── Input material ──

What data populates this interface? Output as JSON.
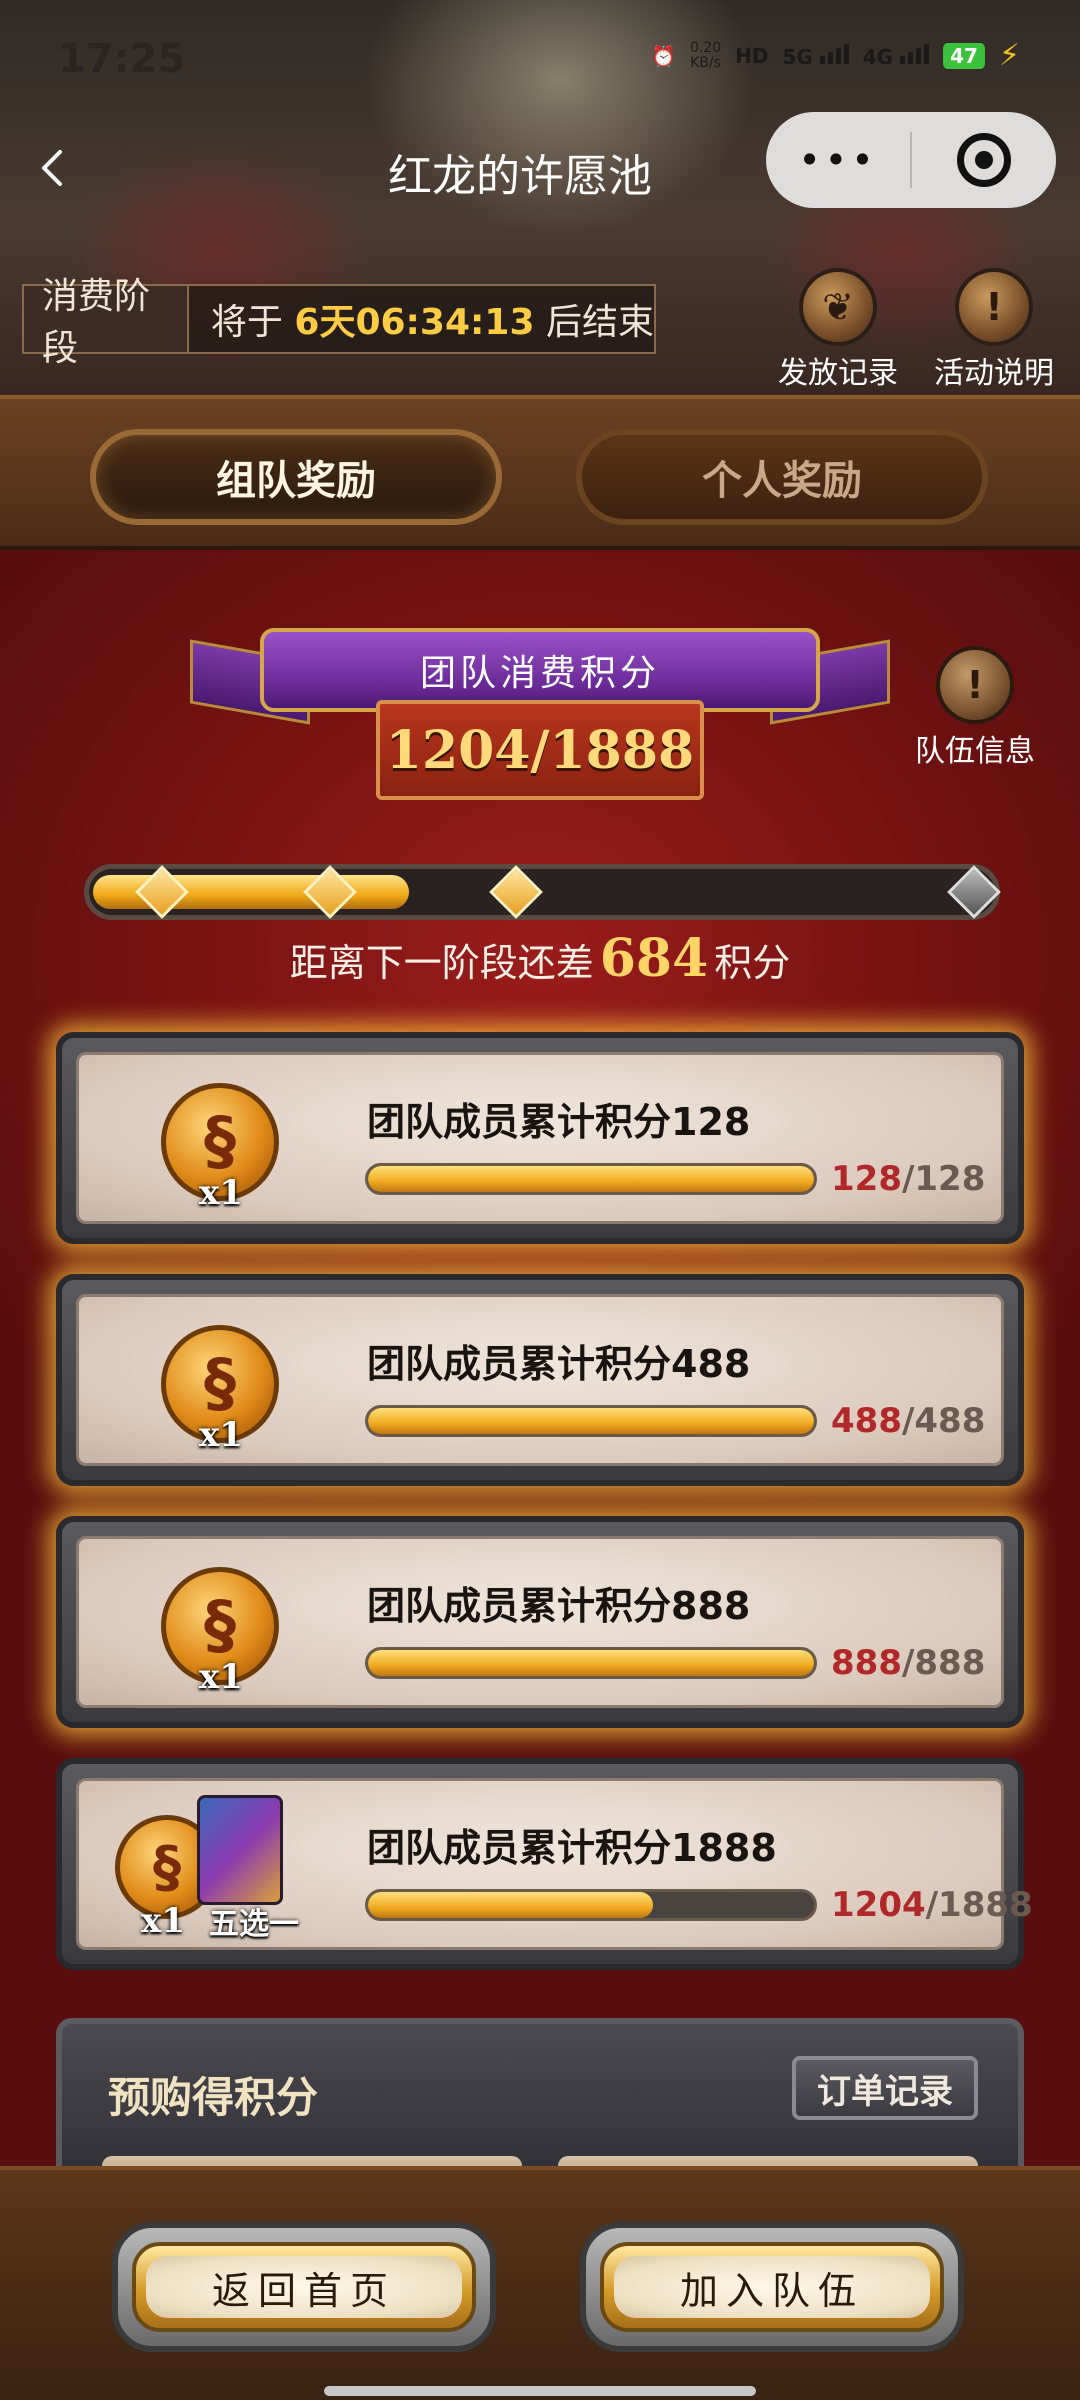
{
  "status_bar": {
    "time": "17:25",
    "speed_value": "0.20",
    "speed_unit": "KB/s",
    "hd": "HD",
    "net1": "5G",
    "net2": "4G",
    "battery": "47"
  },
  "nav": {
    "title": "红龙的许愿池",
    "more": "•••"
  },
  "stage": {
    "tag": "消费阶段",
    "prefix": "将于",
    "countdown": "6天06:34:13",
    "suffix": "后结束"
  },
  "header_buttons": {
    "issue_records": "发放记录",
    "activity_info": "活动说明"
  },
  "tabs": [
    {
      "label": "组队奖励",
      "active": true
    },
    {
      "label": "个人奖励",
      "active": false
    }
  ],
  "team_score": {
    "banner": "团队消费积分",
    "current": 1204,
    "target": 1888,
    "display": "1204/1888",
    "team_info": "队伍信息",
    "progress_fraction": 0.35
  },
  "next_stage": {
    "prefix": "距离下一阶段还差",
    "value": "684",
    "suffix": "积分"
  },
  "rewards": [
    {
      "title": "团队成员累计积分128",
      "qty": "x1",
      "current": "128",
      "total": "/128",
      "fraction": 1.0
    },
    {
      "title": "团队成员累计积分488",
      "qty": "x1",
      "current": "488",
      "total": "/488",
      "fraction": 1.0
    },
    {
      "title": "团队成员累计积分888",
      "qty": "x1",
      "current": "888",
      "total": "/888",
      "fraction": 1.0
    },
    {
      "title": "团队成员累计积分1888",
      "qty": "x1",
      "current": "1204",
      "total": "/1888",
      "fraction": 0.64,
      "extra": "五选一"
    }
  ],
  "prepurchase": {
    "title": "预购得积分",
    "order_button": "订单记录"
  },
  "bottom": {
    "home": "返回首页",
    "join": "加入队伍"
  },
  "colors": {
    "accent_gold": "#f0a818",
    "bg_red": "#7a1212",
    "tab_active": "#9a6a36"
  }
}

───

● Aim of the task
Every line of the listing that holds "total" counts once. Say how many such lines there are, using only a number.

● Solution for this exercise
4